Air pollution is a problem. We all know it is not healthy to breathe polluted air. However, everyone needs to breath; we have no other choice but to inhale and exhale (roughly 23,000 times a day) as we venture out into our community to work and live our lives. We notice the annoying symptoms of scratchy throats and itchy eyes, but the most profound damage to our health occurs deep in our lungs, where the particulate matter settles.

Locally as well as globally, air pollution is an increasing health concern and is taking its toll on human health. The International Energy Agency recently released a report attributing an annual 6.5 million premature deaths to air pollution worldwide. Particulate matter in the air increases the risk of being hospitalized and dying from pneumonia, heart attacks, strokes, and asthma. In addition, research has shown that when air quality is poor, mental health conditions such as anxiety are more likely to worsen, and pregnant women are more likely to go into premature labor. Those most vulnerable to the adverse health effects of air pollution are our children and the elderly.

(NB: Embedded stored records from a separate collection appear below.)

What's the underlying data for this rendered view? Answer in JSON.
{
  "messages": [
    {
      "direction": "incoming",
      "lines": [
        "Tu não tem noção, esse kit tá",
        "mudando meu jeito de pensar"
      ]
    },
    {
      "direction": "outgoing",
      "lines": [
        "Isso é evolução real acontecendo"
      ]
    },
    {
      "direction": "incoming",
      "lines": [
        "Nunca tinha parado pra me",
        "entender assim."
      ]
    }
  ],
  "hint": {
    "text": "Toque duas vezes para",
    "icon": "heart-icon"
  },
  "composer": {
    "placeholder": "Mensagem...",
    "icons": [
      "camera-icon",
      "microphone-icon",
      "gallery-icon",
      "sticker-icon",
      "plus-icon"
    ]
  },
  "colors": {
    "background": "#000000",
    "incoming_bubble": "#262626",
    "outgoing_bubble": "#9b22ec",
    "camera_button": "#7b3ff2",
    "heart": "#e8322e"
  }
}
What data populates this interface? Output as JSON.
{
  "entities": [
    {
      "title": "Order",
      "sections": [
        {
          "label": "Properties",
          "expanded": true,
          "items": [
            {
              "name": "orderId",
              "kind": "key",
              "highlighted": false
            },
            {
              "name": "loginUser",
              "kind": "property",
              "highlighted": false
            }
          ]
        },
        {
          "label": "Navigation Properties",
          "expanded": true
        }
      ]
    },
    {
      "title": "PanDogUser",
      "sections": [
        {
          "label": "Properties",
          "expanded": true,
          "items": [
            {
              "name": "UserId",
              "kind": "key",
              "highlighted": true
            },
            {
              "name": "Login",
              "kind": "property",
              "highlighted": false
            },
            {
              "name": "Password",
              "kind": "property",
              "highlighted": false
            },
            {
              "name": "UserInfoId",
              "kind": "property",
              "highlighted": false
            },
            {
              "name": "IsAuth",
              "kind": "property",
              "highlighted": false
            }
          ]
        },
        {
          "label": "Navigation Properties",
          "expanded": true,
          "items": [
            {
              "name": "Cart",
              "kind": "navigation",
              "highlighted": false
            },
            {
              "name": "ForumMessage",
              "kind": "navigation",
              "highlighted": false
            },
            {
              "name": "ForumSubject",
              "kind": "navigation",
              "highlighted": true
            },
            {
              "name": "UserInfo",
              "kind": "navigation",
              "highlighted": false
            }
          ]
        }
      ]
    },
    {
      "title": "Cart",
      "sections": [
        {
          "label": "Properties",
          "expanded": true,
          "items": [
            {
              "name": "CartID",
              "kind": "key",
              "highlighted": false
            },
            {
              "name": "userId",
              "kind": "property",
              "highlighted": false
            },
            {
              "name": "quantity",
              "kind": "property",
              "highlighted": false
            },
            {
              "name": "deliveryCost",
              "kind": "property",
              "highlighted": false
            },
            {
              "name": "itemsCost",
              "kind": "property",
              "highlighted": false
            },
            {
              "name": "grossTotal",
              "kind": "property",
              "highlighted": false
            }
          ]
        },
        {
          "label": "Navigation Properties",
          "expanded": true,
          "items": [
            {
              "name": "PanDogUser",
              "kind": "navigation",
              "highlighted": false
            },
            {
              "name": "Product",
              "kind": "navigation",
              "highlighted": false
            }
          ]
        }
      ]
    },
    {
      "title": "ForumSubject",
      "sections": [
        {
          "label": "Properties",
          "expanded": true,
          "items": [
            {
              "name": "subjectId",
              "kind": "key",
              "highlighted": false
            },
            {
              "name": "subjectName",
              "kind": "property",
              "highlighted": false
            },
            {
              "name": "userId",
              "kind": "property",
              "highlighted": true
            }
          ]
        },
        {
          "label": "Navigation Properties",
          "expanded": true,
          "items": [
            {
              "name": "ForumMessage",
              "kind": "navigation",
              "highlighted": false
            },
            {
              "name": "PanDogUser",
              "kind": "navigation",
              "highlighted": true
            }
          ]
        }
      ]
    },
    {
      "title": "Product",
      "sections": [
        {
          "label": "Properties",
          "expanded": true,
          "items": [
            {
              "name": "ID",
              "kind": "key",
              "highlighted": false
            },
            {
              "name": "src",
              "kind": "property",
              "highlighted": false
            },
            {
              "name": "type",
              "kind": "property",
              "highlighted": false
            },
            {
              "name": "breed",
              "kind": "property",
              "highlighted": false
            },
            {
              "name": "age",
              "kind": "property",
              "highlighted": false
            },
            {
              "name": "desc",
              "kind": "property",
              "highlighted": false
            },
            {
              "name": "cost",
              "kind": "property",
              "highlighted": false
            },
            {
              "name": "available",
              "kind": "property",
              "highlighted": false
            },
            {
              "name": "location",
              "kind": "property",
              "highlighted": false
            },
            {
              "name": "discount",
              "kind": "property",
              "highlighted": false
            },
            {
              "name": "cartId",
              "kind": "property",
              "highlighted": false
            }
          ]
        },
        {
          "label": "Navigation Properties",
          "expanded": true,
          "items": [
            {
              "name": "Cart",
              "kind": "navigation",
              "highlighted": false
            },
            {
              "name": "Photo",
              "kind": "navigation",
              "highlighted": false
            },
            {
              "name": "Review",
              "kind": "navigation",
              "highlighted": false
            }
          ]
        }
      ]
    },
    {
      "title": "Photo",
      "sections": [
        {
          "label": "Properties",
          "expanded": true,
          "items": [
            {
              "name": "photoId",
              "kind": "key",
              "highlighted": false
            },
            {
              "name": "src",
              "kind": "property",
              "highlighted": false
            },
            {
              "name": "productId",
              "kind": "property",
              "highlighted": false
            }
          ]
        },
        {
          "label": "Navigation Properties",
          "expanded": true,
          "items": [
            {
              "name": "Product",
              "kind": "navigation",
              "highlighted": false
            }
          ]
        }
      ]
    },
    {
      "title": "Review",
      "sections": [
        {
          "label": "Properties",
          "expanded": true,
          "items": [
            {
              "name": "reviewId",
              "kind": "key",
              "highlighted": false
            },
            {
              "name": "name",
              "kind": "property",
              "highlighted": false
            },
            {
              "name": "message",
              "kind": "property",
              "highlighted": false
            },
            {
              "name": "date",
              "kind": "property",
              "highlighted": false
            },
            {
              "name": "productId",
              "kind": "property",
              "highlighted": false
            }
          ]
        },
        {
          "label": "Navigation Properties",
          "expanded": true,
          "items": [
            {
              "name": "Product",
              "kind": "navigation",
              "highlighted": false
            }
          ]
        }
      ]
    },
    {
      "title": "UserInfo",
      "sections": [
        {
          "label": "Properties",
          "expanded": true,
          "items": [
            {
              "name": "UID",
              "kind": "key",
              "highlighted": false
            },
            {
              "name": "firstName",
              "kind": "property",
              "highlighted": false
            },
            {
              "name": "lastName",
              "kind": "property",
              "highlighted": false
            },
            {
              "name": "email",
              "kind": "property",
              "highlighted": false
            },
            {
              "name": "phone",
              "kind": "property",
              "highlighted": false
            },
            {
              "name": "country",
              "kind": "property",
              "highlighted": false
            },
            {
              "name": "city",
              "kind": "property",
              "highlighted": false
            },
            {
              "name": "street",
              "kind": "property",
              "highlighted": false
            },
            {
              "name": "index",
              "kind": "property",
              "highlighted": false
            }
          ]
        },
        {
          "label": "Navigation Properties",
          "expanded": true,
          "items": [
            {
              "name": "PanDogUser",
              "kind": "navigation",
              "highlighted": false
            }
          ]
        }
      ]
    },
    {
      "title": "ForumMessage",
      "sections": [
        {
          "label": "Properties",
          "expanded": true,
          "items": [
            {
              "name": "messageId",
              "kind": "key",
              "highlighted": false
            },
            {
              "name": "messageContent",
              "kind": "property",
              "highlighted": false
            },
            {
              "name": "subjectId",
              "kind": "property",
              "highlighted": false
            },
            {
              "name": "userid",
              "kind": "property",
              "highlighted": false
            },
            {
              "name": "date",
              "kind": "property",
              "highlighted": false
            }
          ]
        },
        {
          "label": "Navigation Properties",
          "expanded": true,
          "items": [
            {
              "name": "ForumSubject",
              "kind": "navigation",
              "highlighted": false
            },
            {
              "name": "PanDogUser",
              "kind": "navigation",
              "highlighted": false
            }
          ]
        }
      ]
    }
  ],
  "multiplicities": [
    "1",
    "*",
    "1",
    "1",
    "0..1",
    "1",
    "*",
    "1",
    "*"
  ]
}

There is little argument that air pollution is a concern. Somehow though, it often seems to be someone else’s problem. It is easy to blame someone else’s burn pile or inefficient wood stove. And yet, whether it is burning firewood, yard waste, or irrigation ditches, many of us play a role in producing air pollution. The smoke from burn piles or chimneys may seem as though it drifts up and far away from us, but the truth is that most of it stays in our local atmosphere. For our valley, our local air pollution is in general home grown: particulates from wood smoke are produced in Kittitas Valley and are inhaled in Kittitas Valley. During the winter months, high pressure systems – those bright blue winter skies – trap our pollution here for all of us to breathe.

Residents of Kittitas Valley pollute Kittitas Valley air, are harmed by air pollution, and can help reduce air pollution. Since air pollution is our own problem that we have created, we – as individuals – must contribute to the solution.

Learn more about how your health is effected by air pollution:

1. The American Lung Association:
2. Moms Clean Air Force:
3. The CDC:

Know when local air quality is poor:

Take individual action:

1. Replace an inefficient wood fireplace or stove with one that is clean burning. Talk to your neighbors and encourage them to do the same. There is financial assistance to do so:
2. Check out the helpful information provided by The Kittitas County Health Department:
3. Instead of burning yard waste, take it to the transfer station composting center:

Air pollution is quietly harming your health and the health of your loved ones. Poor air quality occurs from our individual actions, is difficult to escape, and is something each one of us can do something about. Our air quality will likely only get worse unless we do something about it.